Wednesday, June 11, 2014

The First Domino

Lost in the noise surrounding the bombshell primary defeat of House Majority Leader Eric Cantor in Virginia last night to a guy no one expected to come close was another bombshell in California. A judge ruled that the state's teacher tenure laws are in violation of the state's constitutional right of students to an education.

No doubt the ruling will be appealed and who knows what the state supreme court will decide, but this is a major blow, nevertheless, to teacher's unions across the country and portends a shift in attitudes toward teacher accountability.

To be sure, teachers need some form of protection from capricious, vindictive administrators, of which there are more than a few, but it's so difficult and expensive to fire incompetent teachers that many districts find it easier to just shuffle them around. Where they wind up is usually in schools with large numbers of economically disadvantaged kids, mostly minorities, and it's simply unjust that these kids are given the worst teachers. It's hard enough to learn in the settings they find themselves in without saddling them with teachers who simply pass out worksheets or show irrelevant videos every class, or let the kids run wild.

Here are some excerpts from the New York Times article:
A California judge ruled Tuesday that teacher tenure laws deprive students of their right to an education under the state Constitution and violate their civil rights. The decision hands teachers’ unions a major defeat in a landmark case, one that could radically alter how California teachers are hired and fired and prompt challenges to tenure laws in other states.

“Substantial evidence presented makes it clear to this court that the challenged statutes disproportionately affect poor and/or minority students,” Judge Rolf M. Treu of Los Angeles Superior Court wrote in the ruling. “The evidence is compelling. Indeed, it shocks the conscience.”

The decision, which was enthusiastically endorsed by Education Secretary Arne Duncan, brings a close to the first chapter of the case, Vergara v. California, in which a group of student plaintiffs backed by a Silicon Valley millionaire argued that state tenure laws had deprived them of a decent education by leaving bad teachers in place.

In his harshly worded 16-page ruling, Judge Treu compared the Vergara case to the historic desegregation battle of Brown v. Board of Education, saying that the earlier case addressed “a student’s fundamental right to equality of the educational experience,” and this case involved applying that principle to the “quality of the educational experience.”

He agreed with the plaintiffs’ argument that California’s current laws make it impossible to remove the system’s numerous low-performing and incompetent teachers, because the tenure system assures them a job essentially for life; that seniority rules requiring the newest teachers to be laid off first were harmful; and that granting tenure to teachers after only two years on the job was farcical, offering far too little time for a fair assessment of the teacher’s skills.

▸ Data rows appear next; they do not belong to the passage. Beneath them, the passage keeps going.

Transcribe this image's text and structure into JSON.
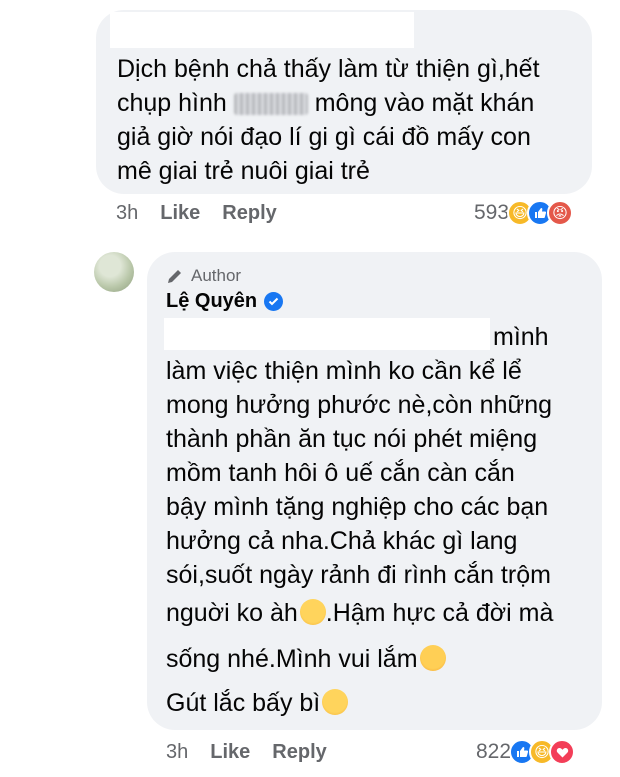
{
  "comment1": {
    "text_line1": "Dịch bệnh chả thấy làm từ thiện gì,hết",
    "text_line2_start": "chụp hình",
    "text_line2_end": "mông vào mặt khán",
    "text_line3": "giả giờ nói đạo lí gi gì cái đồ mấy con",
    "text_line4": "mê giai trẻ nuôi giai trẻ",
    "time": "3h",
    "like_label": "Like",
    "reply_label": "Reply",
    "reaction_count": "593",
    "reactions": [
      "haha-icon",
      "like-icon",
      "angry-icon"
    ]
  },
  "comment2": {
    "author_tag": "Author",
    "author_name": "Lệ Quyên",
    "lines": [
      "mình",
      "làm việc thiện mình ko cần kể lể",
      "mong hưởng phước nè,còn những",
      "thành phần ăn tục nói phét miệng",
      "mồm tanh hôi ô uế cắn càn cắn",
      "bậy mình tặng nghiệp cho các bạn",
      "hưởng cả nha.Chả khác gì lang",
      "sói,suốt ngày rảnh đi rình cắn trộm",
      "nguời ko àh",
      ".Hậm hực cả đời mà",
      "sống nhé.Mình vui lắm",
      "Gút lắc bấy bì"
    ],
    "time": "3h",
    "like_label": "Like",
    "reply_label": "Reply",
    "reaction_count": "822",
    "reactions": [
      "like-icon",
      "haha-icon",
      "love-icon"
    ]
  },
  "colors": {
    "bubble": "#f0f2f5",
    "meta_text": "#65676b",
    "like_blue": "#1877f2",
    "haha_yellow": "#f7b928",
    "angry_red": "#e4584a",
    "love_red": "#f33e58"
  }
}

Further, Judge Treu said, the least effective teachers are disproportionately assigned to schools filled with low-income and minority students. The situation violates those students’ constitutional right to an equal education, he determined. It is the believed to be the first legal opinion to assert that the quality of an education is as important as mere access to schools or sufficient funding.

“All sides to this litigation agree that competent teachers are a critical, if not the most important, component of success of a child’s in-school educational experience,” Judge Treu wrote in his ruling. “There is also no dispute that there are a significant number of grossly ineffective teacher currently active in California classrooms.”

In essence, Judge Treu ruled that a quality education is guaranteed for all students in the state — which relies on effective teachers — and that anything less undermines the quality violates the equal protection clause in the state constitution.

In his ruling, Judge Treu added his voice to the political debate that has divided educators for years. School superintendents in large cities across the country — including Los Angeles, New York and Washington — have railed against laws that essentially grant teachers permanent employment status. They say such job protections are harmful to students and are merely an anachronism....Under state law here, administrators seeking to dismiss a teacher they deem incompetent must follow a complicated procedure that typically drags on for months, if not years. Teachers are eligible for tenure after 18 months, and layoffs must be determined by seniority, a process known as “last in, first out.”

Judge Treu...wrote that “both students and teachers are unfairly, unnecessarily, and for no legally cognizable reason (let alone a compelling one), disadvantaged by the current Permanent Employment Statute.” He added that current dismissal statutes are “so complex, time consuming and expensive as to make an effective, efficient yet fair dismissal of a grossly ineffective teacher illusory.”
Making it easier to get rid of people who would otherwise simply collect a paycheck for 35 years and then live out their days off their tax-payer subsidized pension will do more to improve education in this country than all the standardized testing and curriculum reforms put together. Maybe Judge Treu just toppled the first domino in bringing about real reform of American education.